--- START ---

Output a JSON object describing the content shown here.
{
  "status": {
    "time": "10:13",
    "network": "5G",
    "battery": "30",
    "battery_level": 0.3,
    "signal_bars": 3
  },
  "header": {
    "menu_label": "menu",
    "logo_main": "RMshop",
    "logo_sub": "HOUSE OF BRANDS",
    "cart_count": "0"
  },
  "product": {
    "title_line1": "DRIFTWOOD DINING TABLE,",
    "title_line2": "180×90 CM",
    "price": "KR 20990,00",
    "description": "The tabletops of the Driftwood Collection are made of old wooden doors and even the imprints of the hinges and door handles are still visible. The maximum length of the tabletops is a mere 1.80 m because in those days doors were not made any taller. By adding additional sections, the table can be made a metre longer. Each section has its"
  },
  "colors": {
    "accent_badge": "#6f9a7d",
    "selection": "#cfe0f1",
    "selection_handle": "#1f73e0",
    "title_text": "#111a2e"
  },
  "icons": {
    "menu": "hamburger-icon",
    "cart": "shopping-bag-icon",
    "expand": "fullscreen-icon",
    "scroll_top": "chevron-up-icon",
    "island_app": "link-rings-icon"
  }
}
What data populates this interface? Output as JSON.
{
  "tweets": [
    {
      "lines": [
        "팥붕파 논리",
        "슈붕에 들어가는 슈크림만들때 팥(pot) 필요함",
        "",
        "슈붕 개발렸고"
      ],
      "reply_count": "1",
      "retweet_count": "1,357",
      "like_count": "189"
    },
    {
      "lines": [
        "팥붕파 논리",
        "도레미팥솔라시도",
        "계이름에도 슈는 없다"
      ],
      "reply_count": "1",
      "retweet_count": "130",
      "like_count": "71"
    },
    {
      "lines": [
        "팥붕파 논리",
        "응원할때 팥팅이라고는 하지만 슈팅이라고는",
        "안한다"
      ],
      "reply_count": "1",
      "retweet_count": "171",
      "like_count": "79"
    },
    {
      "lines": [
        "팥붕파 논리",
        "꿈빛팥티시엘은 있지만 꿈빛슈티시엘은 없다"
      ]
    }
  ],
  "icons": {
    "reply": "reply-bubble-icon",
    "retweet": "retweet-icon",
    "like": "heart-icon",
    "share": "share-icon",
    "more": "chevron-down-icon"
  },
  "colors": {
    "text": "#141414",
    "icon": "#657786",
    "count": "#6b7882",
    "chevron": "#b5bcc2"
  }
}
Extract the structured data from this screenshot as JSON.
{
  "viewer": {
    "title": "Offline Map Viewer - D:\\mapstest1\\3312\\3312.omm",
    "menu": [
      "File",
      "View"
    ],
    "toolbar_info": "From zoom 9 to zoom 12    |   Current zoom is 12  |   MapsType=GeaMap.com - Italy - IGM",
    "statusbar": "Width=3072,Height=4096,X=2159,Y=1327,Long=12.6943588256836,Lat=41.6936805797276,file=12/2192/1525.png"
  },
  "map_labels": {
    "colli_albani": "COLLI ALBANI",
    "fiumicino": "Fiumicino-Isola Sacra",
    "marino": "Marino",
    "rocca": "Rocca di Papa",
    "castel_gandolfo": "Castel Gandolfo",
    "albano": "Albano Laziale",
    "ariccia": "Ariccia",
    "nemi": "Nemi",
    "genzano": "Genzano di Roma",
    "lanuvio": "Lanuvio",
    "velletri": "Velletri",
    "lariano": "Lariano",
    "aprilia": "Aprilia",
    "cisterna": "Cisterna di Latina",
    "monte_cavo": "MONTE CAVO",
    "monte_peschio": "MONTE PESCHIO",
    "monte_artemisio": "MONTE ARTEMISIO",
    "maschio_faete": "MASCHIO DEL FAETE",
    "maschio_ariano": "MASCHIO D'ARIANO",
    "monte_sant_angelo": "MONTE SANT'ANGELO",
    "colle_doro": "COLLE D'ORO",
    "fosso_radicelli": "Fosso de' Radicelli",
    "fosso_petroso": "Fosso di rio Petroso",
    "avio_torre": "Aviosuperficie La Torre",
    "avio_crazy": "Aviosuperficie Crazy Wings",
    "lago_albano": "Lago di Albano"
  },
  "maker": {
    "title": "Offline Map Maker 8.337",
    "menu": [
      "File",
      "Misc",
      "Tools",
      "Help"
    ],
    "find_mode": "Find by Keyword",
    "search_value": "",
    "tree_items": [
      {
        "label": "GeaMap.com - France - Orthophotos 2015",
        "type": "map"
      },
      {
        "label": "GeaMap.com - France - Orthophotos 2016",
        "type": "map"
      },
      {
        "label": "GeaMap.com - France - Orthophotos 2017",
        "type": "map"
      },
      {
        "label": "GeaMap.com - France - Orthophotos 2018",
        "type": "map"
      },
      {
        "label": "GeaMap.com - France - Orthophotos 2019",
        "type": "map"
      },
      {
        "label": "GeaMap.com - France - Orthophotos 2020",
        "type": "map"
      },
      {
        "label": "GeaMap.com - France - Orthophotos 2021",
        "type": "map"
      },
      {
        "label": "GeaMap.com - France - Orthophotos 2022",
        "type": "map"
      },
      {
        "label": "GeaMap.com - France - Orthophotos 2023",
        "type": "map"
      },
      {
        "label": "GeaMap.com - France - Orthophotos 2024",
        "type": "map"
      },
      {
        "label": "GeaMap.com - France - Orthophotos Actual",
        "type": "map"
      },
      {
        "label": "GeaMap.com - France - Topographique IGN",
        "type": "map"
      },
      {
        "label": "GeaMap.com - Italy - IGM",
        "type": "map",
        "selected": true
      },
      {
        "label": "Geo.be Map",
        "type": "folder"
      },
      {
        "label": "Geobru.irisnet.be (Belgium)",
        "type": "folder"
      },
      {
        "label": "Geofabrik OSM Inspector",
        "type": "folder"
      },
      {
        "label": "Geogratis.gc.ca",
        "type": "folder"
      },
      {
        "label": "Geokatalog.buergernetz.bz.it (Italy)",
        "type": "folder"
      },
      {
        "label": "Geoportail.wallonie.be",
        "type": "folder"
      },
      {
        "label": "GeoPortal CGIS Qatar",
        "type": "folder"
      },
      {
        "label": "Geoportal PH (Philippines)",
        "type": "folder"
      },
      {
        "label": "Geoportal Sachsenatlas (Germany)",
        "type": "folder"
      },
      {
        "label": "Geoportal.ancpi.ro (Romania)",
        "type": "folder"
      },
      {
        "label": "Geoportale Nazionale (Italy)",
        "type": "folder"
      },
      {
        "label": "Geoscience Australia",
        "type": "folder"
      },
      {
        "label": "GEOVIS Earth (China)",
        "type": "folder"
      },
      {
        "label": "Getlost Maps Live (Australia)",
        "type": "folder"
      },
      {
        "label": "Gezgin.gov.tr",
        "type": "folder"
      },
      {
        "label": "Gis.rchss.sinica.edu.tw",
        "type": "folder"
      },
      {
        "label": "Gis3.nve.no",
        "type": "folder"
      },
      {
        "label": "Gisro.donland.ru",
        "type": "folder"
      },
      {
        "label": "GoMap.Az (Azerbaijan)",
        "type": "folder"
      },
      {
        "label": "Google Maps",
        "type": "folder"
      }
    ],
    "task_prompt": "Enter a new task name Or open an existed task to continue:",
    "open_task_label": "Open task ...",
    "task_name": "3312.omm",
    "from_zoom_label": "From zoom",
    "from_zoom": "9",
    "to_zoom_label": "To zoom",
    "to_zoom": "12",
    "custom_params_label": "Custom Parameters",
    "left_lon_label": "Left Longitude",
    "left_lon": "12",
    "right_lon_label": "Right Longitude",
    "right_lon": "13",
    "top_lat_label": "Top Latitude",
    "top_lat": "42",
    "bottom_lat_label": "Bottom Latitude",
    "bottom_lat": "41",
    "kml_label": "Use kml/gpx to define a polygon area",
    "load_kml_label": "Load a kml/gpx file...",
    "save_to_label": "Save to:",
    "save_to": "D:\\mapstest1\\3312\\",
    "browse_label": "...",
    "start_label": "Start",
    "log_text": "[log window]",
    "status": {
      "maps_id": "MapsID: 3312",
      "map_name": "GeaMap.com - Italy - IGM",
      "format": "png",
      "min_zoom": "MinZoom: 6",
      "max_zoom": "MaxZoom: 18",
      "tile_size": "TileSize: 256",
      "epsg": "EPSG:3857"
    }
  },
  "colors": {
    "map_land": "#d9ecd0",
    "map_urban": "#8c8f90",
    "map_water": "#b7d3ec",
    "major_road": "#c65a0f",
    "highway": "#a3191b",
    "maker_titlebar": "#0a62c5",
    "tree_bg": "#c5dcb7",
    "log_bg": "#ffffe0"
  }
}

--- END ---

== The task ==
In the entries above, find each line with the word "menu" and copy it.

== Written answer ==
    "menu_label": "menu",
    "menu": "hamburger-icon",
    "menu": [
    "menu": [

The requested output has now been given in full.